The high price of a fisheye lens often discourages a lot of potential buyers. A quick glance online will show that even cheap Russian lenses with conversion mounts are $300 or more. For amateurs, the fisheye lens is usually nothing more than an interesting gimmick; if that’s the case, the price seems difficult to justify.
In lieu of a fisheye that clears out the bank account, bide your time with one you can build with just $10 and a thirty minute trip to the local hardware store. All you’ll essentially need is a combination of PVC pipe, electrical tape, and a door viewer or peephole for this task.
The fisheye made in this article is intended to fit onto my Nikon D50’s f/3.5-5.6 18-55mm lens. This is the stock kit lens for most of Nikon’s D-series. The same methods here will work on any camera lens, but requires a bit of flexibility considering the sizes of many lenses vary. I suggest you bring your camera with you to the store to find the best fit possible.
What To Buy
First off, we’ll want to grab a door viewer, as this is what creates the fisheye effect. The larger the viewer’s opening the better, since your camera has to zoom into it. While the 200-degree viewers may create a better fisheye effect, the opening is typically smaller. I ended up settling on a 160 degree door viewer that was about ¾” in diameter.
Afterward, head over the PVC aisle where you’ll have to play around a bit. The goal is to keep the door viewer as close to your lens as possible. I grabbed a 2” coupling, where the inside of the larger end is threaded and allows it to sit snugly on the end of my lens. At this point, I recommend you attach a UV index filter if you’re worried about scuff marks, though I did not have any problems.

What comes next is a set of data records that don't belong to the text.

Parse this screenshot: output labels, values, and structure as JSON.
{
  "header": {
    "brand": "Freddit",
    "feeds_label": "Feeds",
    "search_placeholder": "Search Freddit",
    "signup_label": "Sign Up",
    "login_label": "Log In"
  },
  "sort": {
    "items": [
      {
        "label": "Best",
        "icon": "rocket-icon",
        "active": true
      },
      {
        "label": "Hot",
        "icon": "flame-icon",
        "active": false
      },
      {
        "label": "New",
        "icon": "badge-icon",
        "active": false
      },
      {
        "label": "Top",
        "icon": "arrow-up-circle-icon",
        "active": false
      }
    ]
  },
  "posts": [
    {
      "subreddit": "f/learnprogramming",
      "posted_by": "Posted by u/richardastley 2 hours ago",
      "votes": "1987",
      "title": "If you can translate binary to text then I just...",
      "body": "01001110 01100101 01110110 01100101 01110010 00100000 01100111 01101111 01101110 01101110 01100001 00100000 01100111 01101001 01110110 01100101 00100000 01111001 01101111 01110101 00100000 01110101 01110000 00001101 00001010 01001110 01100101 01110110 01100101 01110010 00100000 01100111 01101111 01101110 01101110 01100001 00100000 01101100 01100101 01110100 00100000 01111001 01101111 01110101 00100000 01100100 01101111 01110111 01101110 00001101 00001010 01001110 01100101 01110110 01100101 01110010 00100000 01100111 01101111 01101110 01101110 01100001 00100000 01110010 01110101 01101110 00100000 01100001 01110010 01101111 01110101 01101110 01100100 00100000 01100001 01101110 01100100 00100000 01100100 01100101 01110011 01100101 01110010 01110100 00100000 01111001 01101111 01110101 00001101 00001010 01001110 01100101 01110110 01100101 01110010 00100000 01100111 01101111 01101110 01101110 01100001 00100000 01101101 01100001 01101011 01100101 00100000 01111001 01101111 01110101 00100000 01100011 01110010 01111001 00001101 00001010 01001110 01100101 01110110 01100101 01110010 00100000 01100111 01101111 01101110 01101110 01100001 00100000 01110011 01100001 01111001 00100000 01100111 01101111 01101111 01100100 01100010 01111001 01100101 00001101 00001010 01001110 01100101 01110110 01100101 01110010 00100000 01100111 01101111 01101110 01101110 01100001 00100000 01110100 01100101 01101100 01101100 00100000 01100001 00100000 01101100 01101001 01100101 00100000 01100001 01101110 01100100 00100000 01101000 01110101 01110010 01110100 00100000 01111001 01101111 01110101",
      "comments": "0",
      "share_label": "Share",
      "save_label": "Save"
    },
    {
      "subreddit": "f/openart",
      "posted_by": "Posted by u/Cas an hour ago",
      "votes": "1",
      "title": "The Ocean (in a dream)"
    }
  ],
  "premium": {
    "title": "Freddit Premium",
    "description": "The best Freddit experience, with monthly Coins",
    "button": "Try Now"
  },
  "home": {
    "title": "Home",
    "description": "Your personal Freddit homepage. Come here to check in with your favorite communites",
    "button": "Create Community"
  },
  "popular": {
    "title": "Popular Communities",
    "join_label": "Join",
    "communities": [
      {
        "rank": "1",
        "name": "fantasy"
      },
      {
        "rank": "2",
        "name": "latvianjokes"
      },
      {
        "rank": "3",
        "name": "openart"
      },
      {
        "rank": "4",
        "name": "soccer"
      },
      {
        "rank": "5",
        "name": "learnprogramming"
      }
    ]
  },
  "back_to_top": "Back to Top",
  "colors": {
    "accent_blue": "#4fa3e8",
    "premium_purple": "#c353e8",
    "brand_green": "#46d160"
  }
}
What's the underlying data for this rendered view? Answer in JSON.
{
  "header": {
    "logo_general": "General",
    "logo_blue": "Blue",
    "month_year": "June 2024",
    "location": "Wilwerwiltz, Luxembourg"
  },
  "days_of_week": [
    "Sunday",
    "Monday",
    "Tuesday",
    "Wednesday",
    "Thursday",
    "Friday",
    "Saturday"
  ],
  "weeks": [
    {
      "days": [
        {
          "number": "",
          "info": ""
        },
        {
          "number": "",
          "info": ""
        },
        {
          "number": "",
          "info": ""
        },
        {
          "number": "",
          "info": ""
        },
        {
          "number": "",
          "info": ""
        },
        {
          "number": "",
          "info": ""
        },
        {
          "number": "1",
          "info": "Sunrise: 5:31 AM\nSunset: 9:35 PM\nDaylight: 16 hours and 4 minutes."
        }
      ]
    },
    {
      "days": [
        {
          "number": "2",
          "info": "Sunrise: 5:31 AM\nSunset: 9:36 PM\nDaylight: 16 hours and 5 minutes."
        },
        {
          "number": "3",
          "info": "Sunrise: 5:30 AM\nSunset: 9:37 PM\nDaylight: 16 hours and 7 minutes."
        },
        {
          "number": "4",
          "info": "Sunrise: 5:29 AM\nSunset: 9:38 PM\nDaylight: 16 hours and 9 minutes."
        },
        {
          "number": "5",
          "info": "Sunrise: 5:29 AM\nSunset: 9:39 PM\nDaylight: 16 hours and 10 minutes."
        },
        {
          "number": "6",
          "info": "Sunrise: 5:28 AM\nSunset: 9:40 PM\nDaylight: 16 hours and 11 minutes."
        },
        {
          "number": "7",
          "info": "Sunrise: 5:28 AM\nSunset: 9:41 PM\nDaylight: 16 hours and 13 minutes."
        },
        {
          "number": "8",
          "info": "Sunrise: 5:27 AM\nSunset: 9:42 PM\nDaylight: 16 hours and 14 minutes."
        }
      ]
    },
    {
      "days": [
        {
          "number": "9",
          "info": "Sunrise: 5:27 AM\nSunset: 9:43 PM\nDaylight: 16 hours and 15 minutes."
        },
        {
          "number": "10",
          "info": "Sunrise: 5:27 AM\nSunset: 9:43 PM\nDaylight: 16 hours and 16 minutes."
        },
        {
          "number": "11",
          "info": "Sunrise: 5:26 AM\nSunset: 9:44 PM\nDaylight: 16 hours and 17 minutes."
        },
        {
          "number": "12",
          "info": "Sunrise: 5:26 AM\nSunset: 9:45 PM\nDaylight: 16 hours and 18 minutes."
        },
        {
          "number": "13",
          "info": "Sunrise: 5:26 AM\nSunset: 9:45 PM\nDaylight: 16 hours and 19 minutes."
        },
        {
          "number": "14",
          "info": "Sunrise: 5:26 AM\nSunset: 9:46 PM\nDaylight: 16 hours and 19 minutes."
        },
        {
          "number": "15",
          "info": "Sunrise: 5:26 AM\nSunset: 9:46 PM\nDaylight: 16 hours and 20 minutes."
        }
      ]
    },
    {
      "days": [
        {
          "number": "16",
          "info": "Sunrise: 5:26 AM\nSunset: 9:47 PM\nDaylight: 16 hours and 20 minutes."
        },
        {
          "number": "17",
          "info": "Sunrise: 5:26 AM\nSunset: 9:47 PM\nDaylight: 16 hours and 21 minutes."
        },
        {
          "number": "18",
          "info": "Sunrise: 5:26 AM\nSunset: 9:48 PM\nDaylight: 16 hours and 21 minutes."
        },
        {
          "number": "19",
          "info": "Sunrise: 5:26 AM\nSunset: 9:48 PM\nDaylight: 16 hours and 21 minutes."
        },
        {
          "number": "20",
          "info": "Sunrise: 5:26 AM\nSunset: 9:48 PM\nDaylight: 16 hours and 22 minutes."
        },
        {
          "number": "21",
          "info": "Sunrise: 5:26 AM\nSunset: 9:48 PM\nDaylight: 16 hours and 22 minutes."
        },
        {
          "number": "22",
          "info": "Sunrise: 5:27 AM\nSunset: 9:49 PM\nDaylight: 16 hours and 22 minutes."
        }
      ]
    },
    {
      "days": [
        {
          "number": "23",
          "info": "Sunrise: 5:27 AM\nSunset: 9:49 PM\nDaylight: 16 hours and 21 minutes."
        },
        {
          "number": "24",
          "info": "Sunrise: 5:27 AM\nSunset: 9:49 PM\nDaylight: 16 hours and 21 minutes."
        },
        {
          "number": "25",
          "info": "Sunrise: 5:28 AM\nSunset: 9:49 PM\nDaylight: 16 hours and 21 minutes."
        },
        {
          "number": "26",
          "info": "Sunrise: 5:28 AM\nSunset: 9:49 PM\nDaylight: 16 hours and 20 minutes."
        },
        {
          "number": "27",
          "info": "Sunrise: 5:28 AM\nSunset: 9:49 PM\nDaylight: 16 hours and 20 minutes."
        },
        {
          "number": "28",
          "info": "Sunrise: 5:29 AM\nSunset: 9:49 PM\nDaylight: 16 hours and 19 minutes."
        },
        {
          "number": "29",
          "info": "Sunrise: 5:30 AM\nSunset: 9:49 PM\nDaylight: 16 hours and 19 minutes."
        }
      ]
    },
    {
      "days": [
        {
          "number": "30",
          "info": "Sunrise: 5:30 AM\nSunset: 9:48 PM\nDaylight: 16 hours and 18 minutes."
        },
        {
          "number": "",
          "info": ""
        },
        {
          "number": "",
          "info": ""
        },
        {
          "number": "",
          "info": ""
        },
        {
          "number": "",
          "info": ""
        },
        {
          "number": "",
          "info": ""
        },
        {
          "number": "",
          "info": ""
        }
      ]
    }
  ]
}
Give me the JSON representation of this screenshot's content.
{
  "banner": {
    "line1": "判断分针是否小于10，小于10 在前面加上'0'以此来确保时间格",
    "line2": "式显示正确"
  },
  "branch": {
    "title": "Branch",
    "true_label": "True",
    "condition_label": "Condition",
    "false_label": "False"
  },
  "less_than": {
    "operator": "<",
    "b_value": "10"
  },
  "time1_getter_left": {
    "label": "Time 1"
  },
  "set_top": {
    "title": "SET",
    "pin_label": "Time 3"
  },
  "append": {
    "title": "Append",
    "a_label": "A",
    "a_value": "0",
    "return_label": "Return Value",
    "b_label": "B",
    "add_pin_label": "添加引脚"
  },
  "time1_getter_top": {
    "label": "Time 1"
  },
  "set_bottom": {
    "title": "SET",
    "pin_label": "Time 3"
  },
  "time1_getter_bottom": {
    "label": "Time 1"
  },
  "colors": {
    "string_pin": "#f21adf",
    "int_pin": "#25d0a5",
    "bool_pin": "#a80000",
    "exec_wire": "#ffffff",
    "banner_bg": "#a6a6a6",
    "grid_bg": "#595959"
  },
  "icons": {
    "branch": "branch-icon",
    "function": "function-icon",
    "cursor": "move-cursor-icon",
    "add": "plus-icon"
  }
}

Inside the coupling, you’re going to want to place a PVC bushing. The bushing may not fight tightly, so you’ll want to get a bushing that is a bit smaller rather than larger. It’s easier to increase the circumference of the PVC bushing uniformly with electrical tape than it is to decrease with sand paper. I used a 1 ½” x 1” bushing. The inside of it has a small lip, about a millimeter thick, halfway down that prevents the next piece you’ll need from fitting in. A Dremel tool is the quickest way to get rid of it, but you can also just use a piece of sand paper.
The third piece is what connects the door viewer to the PVC pipe. I used a ¾” pipe that is a bit longer than the door viewer. When the lip of the 1 ½” x1” bushing is removed, this will fit firmly into it. Grab some electrical tape on the way out.